What to work on >>
Copy the data exactly, line for line.

Data shown >>
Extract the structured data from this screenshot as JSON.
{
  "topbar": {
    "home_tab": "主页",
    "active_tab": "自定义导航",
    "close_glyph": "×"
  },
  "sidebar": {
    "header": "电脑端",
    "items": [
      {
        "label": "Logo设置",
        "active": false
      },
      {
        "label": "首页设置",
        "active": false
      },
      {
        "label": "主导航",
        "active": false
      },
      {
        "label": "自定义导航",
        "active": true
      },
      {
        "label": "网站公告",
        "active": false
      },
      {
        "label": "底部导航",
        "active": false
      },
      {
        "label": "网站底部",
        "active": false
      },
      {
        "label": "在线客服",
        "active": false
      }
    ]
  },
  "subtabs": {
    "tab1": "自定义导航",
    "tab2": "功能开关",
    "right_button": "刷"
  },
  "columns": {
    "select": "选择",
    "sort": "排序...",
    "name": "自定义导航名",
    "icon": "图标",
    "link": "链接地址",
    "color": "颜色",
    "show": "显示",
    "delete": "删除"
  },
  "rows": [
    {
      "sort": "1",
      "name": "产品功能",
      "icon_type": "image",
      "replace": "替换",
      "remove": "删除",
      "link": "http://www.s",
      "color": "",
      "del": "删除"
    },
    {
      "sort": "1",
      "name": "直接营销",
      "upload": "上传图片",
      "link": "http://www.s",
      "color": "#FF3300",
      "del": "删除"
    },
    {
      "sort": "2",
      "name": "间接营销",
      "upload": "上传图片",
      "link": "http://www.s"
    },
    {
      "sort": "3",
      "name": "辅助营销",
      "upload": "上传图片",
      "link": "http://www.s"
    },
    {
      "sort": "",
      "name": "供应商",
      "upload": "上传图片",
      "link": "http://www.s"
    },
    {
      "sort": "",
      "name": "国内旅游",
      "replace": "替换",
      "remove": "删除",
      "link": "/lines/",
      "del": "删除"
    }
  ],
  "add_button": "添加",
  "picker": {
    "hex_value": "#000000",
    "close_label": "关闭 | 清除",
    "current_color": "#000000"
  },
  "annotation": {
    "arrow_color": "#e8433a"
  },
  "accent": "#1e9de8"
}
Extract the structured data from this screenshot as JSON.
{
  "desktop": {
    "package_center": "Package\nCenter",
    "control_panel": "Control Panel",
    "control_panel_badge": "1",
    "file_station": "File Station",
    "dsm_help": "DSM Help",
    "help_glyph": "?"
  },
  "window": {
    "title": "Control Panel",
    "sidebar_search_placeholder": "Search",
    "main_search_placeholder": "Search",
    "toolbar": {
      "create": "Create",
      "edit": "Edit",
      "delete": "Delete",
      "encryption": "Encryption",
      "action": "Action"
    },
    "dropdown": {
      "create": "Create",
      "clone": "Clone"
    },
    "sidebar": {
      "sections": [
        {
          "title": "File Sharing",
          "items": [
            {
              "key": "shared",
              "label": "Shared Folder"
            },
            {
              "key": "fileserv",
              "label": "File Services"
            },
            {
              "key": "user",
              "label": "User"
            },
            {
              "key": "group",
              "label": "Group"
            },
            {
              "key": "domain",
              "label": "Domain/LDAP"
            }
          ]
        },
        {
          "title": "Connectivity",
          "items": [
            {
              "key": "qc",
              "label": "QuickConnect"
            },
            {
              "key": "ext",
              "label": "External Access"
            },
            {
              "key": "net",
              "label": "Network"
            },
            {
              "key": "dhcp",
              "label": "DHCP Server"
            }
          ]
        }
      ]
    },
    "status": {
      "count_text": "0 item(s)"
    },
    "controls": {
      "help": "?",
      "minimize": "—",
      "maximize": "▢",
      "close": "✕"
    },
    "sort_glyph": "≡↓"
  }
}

Solution to this task >>
Extract the structured data from this screenshot as JSON.
{
  "topbar": {
    "home_tab": "主页",
    "active_tab": "自定义导航",
    "close_glyph": "×"
  },
  "sidebar": {
    "header": "电脑端",
    "items": [
      {
        "label": "Logo设置",
        "active": false
      },
      {
        "label": "首页设置",
        "active": false
      },
      {
        "label": "主导航",
        "active": false
      },
      {
        "label": "自定义导航",
        "active": true
      },
      {
        "label": "网站公告",
        "active": false
      },
      {
        "label": "底部导航",
        "active": false
      },
      {
        "label": "网站底部",
        "active": false
      },
      {
        "label": "在线客服",
        "active": false
      }
    ]
  },
  "subtabs": {
    "tab1": "自定义导航",
    "tab2": "功能开关",
    "right_button": "刷"
  },
  "columns": {
    "select": "选择",
    "sort": "排序...",
    "name": "自定义导航名",
    "icon": "图标",
    "link": "链接地址",
    "color": "颜色",
    "show": "显示",
    "delete": "删除"
  },
  "rows": [
    {
      "sort": "1",
      "name": "产品功能",
      "icon_type": "image",
      "replace": "替换",
      "remove": "删除",
      "link": "http://www.s",
      "color": "",
      "del": "删除"
    },
    {
      "sort": "1",
      "name": "直接营销",
      "upload": "上传图片",
      "link": "http://www.s",
      "color": "#FF3300",
      "del": "删除"
    },
    {
      "sort": "2",
      "name": "间接营销",
      "upload": "上传图片",
      "link": "http://www.s"
    },
    {
      "sort": "3",
      "name": "辅助营销",
      "upload": "上传图片",
      "link": "http://www.s"
    },
    {
      "sort": "",
      "name": "供应商",
      "upload": "上传图片",
      "link": "http://www.s"
    },
    {
      "sort": "",
      "name": "国内旅游",
      "replace": "替换",
      "remove": "删除",
      "link": "/lines/",
      "del": "删除"
    }
  ],
  "add_button": "添加",
  "picker": {
    "hex_value": "#000000",
    "close_label": "关闭 | 清除",
    "current_color": "#000000"
  },
  "annotation": {
    "arrow_color": "#e8433a"
  },
  "accent": "#1e9de8"
}
Extract the structured data from this screenshot as JSON.
{
  "desktop": {
    "package_center": "Package\nCenter",
    "control_panel": "Control Panel",
    "control_panel_badge": "1",
    "file_station": "File Station",
    "dsm_help": "DSM Help",
    "help_glyph": "?"
  },
  "window": {
    "title": "Control Panel",
    "sidebar_search_placeholder": "Search",
    "main_search_placeholder": "Search",
    "toolbar": {
      "create": "Create",
      "edit": "Edit",
      "delete": "Delete",
      "encryption": "Encryption",
      "action": "Action"
    },
    "dropdown": {
      "create": "Create",
      "clone": "Clone"
    },
    "sidebar": {
      "sections": [
        {
          "title": "File Sharing",
          "items": [
            {
              "key": "shared",
              "label": "Shared Folder"
            },
            {
              "key": "fileserv",
              "label": "File Services"
            },
            {
              "key": "user",
              "label": "User"
            },
            {
              "key": "group",
              "label": "Group"
            },
            {
              "key": "domain",
              "label": "Domain/LDAP"
            }
          ]
        },
        {
          "title": "Connectivity",
          "items": [
            {
              "key": "qc",
              "label": "QuickConnect"
            },
            {
              "key": "ext",
              "label": "External Access"
            },
            {
              "key": "net",
              "label": "Network"
            },
            {
              "key": "dhcp",
              "label": "DHCP Server"
            }
          ]
        }
      ]
    },
    "status": {
      "count_text": "0 item(s)"
    },
    "controls": {
      "help": "?",
      "minimize": "—",
      "maximize": "▢",
      "close": "✕"
    },
    "sort_glyph": "≡↓"
  }
}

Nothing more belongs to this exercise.